- TASK REQUIREMENTS
From the listing below, pull out every line where the string "void" appears.
========================================================================
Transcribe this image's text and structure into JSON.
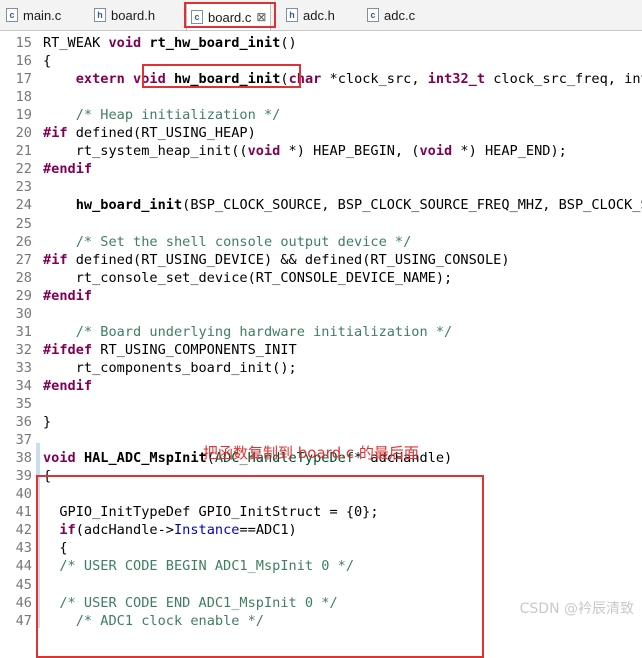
{
  "tabs": [
    {
      "label": "main.c",
      "icon": "c"
    },
    {
      "label": "board.h",
      "icon": "h"
    },
    {
      "label": "board.c",
      "icon": "c",
      "active": true,
      "close": "⊠"
    },
    {
      "label": "adc.h",
      "icon": "h"
    },
    {
      "label": "adc.c",
      "icon": "c"
    }
  ],
  "annotation": "把函数复制到 board.c 的最后面",
  "watermark": "CSDN @衿辰清致",
  "colors": {
    "highlight": "#e03232",
    "keyword": "#7f0055",
    "comment": "#3f7f5f"
  },
  "lines": [
    {
      "n": "15",
      "t": "RT_WEAK void rt_hw_board_init()"
    },
    {
      "n": "16",
      "t": "{"
    },
    {
      "n": "17",
      "t": "    extern void hw_board_init(char *clock_src, int32_t clock_src_freq, int3"
    },
    {
      "n": "18",
      "t": ""
    },
    {
      "n": "19",
      "t": "    /* Heap initialization */"
    },
    {
      "n": "20",
      "t": "#if defined(RT_USING_HEAP)"
    },
    {
      "n": "21",
      "t": "    rt_system_heap_init((void *) HEAP_BEGIN, (void *) HEAP_END);"
    },
    {
      "n": "22",
      "t": "#endif"
    },
    {
      "n": "23",
      "t": ""
    },
    {
      "n": "24",
      "t": "    hw_board_init(BSP_CLOCK_SOURCE, BSP_CLOCK_SOURCE_FREQ_MHZ, BSP_CLOCK_SY"
    },
    {
      "n": "25",
      "t": ""
    },
    {
      "n": "26",
      "t": "    /* Set the shell console output device */"
    },
    {
      "n": "27",
      "t": "#if defined(RT_USING_DEVICE) && defined(RT_USING_CONSOLE)"
    },
    {
      "n": "28",
      "t": "    rt_console_set_device(RT_CONSOLE_DEVICE_NAME);"
    },
    {
      "n": "29",
      "t": "#endif"
    },
    {
      "n": "30",
      "t": ""
    },
    {
      "n": "31",
      "t": "    /* Board underlying hardware initialization */"
    },
    {
      "n": "32",
      "t": "#ifdef RT_USING_COMPONENTS_INIT"
    },
    {
      "n": "33",
      "t": "    rt_components_board_init();"
    },
    {
      "n": "34",
      "t": "#endif"
    },
    {
      "n": "35",
      "t": ""
    },
    {
      "n": "36",
      "t": "}"
    },
    {
      "n": "37",
      "t": ""
    },
    {
      "n": "38",
      "t": "void HAL_ADC_MspInit(ADC_HandleTypeDef* adcHandle)"
    },
    {
      "n": "39",
      "t": "{"
    },
    {
      "n": "40",
      "t": ""
    },
    {
      "n": "41",
      "t": "  GPIO_InitTypeDef GPIO_InitStruct = {0};"
    },
    {
      "n": "42",
      "t": "  if(adcHandle->Instance==ADC1)"
    },
    {
      "n": "43",
      "t": "  {"
    },
    {
      "n": "44",
      "t": "  /* USER CODE BEGIN ADC1_MspInit 0 */"
    },
    {
      "n": "45",
      "t": ""
    },
    {
      "n": "46",
      "t": "  /* USER CODE END ADC1_MspInit 0 */"
    },
    {
      "n": "47",
      "t": "    /* ADC1 clock enable */"
    }
  ]
}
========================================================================
- SOLVED PROBLEM
      "t": "RT_WEAK void rt_hw_board_init()"
      "t": "    extern void hw_board_init(char *clock_src, int32_t clock_src_freq, int3"
      "t": "    rt_system_heap_init((void *) HEAP_BEGIN, (void *) HEAP_END);"
      "t": "void HAL_ADC_MspInit(ADC_HandleTypeDef* adcHandle)"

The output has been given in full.